“It set me free, though,” Kater says. “I had no brothers and sisters, my grandparents were in Germany, my stepfather was abusive.”
So he traveled, hitchhiking around the country for a year and a half before landing in Boulder in the late ’70s. Here, nestled in the foothills, Kater fell in with “older hippies” and explored his mind through psychedelics.
“Never to party,” he says. “Always for curiosity, to isolate, drop out and meditate for a couple hours.”
He waited tables and played piano during brunch and dinner at coffee shops and clubs between Boulder and Denver. Deeply inspired by pianist Keith Jarret’s improvisational fusion of jazz and classical, Kater felt stymied by the requests of patrons seeking pop standards like “Piano Man” and basically anything from Elton John’s oeuvre.

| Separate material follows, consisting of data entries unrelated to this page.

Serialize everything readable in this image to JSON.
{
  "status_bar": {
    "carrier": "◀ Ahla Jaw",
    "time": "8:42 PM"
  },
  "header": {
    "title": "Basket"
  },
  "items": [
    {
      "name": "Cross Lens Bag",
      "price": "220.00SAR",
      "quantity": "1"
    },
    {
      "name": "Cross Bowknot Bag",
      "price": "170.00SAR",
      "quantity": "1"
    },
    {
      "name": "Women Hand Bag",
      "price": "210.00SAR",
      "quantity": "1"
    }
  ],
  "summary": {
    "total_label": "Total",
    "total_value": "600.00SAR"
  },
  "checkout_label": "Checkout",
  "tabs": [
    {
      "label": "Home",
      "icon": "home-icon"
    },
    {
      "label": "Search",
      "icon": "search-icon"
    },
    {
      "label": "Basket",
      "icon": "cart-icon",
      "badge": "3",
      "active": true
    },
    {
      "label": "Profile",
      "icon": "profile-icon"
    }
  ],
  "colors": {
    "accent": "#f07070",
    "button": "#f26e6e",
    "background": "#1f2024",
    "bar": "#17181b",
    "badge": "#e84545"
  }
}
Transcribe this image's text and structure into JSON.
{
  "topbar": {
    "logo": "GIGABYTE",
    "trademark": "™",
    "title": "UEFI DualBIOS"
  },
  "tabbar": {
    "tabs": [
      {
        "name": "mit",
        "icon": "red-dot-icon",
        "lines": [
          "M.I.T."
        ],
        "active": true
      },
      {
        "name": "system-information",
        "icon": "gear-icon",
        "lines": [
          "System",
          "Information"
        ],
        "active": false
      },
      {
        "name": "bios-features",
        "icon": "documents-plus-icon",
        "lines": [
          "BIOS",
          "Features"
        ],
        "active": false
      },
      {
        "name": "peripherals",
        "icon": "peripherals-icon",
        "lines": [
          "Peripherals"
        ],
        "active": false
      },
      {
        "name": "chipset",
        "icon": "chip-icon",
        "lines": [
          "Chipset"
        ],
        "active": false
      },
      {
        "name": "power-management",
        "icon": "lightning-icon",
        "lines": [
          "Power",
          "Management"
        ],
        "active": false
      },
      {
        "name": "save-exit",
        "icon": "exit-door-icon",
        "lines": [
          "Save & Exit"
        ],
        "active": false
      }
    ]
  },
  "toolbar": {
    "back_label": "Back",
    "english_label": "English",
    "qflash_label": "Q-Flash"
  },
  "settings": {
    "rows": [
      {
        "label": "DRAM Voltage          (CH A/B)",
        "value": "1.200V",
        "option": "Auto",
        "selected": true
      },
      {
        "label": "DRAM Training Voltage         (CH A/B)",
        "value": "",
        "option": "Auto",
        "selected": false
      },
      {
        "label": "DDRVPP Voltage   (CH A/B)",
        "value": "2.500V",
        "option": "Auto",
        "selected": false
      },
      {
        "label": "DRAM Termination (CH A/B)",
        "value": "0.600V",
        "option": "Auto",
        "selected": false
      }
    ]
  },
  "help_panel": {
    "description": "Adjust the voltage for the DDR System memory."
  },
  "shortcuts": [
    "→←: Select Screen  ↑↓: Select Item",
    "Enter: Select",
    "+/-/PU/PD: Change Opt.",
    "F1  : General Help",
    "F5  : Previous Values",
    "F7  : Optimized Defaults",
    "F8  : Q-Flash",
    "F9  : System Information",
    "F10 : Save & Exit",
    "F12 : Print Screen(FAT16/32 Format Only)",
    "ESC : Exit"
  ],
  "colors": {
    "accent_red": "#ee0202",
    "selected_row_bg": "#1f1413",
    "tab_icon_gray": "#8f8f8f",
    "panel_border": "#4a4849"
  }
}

“So I was playing at the Hotel Boulderado like, five nights a week during happy hour or whatever,” Kater says. “And one night this guy comes up to the piano and I think, ‘Oh, no, here comes another disappointed customer: No, I’m not going to play ‘Hotel California,’’” he says with a laugh. “But he comes up and he puts $20 out on the piano and says, ‘Play me a thunderstorm.’”
Stunned but eager, Kater conjured a brooding, tempestuous melody.

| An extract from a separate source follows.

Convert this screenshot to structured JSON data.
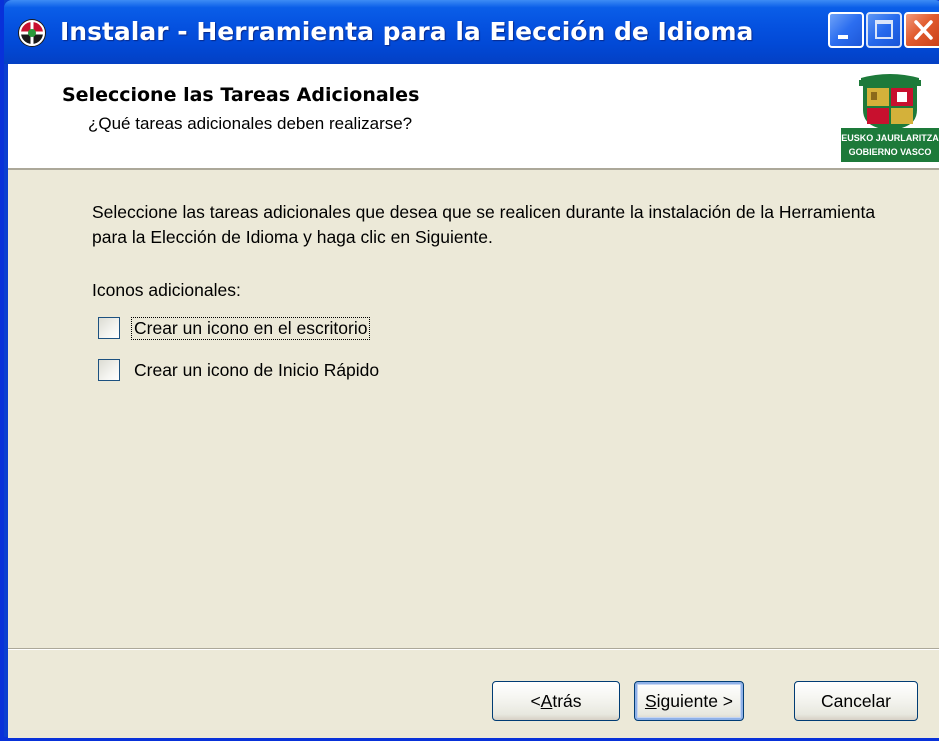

“He comes back, throws another $20 down and says, ‘Play me a picnic in the desert.’”
The affirmation was all Kater needed.
“It felt like the universe was giving me permission to explore music the way I wanted to.”
In the years since, Kater has continued to follow that path, capturing the intangible in his free-flowing compositions. It’s garnered him a dedicated following of fans looking to explore their own inner worlds. And Kater has become a sort of guide, though quite by accident.
At a home concert some years ago, Kater noticed some of the audience creeping closer toward the piano until one uninhibited soul laid underneath it. Soon, more crawled under and laid down to bathe in the sound. Kater just kept playing.
Today Kater invites his listeners to open up to him for 20-30 minutes before crawling under his piano to experience an improvisation written just for them — piano readings, he calls them. He records the track and presents it to them as a kind of mini soundtrack to their lives.
When I crawl under the piano at Kater’s house, the melody that surrounds me speaks to the grief of losing my last living grandparent just weeks before, and to the boundless gratitude I have for the strong bonds I have with my family. I can hear the melancholy that has seemed to follow me through most of my life, but hope is the refrain, sadness simply a bridge. I smile through the tears.
Kater lost his grandfather some 15 years ago.The criticism around his career in music never stopped, Kater says, but his grandfather’s death was the hardest loss he’d ever experienced.
“My mother died, my aunt died, my grandmother died, and I dealt with all of that. But when my grandfather, at 92, passed away, I lost it. I could cry right now. I think about him almost every day. I think, ‘I wonder what he would think about this.’ When he died I understood finally that he loved me, but he just did not know how to express it.”
Perhaps that’s why Kater expresses himself so readily, and why he encourages others to do so.
“I don’t believe in writer’s block,” he says. “For me, [music] just happens. And when it’s happening, it’s very clear. I don’t know, but I think it’s all of the other stuff that I do around self-exploration and always trying to refine myself in some way, trying to be clear. More authenticity.”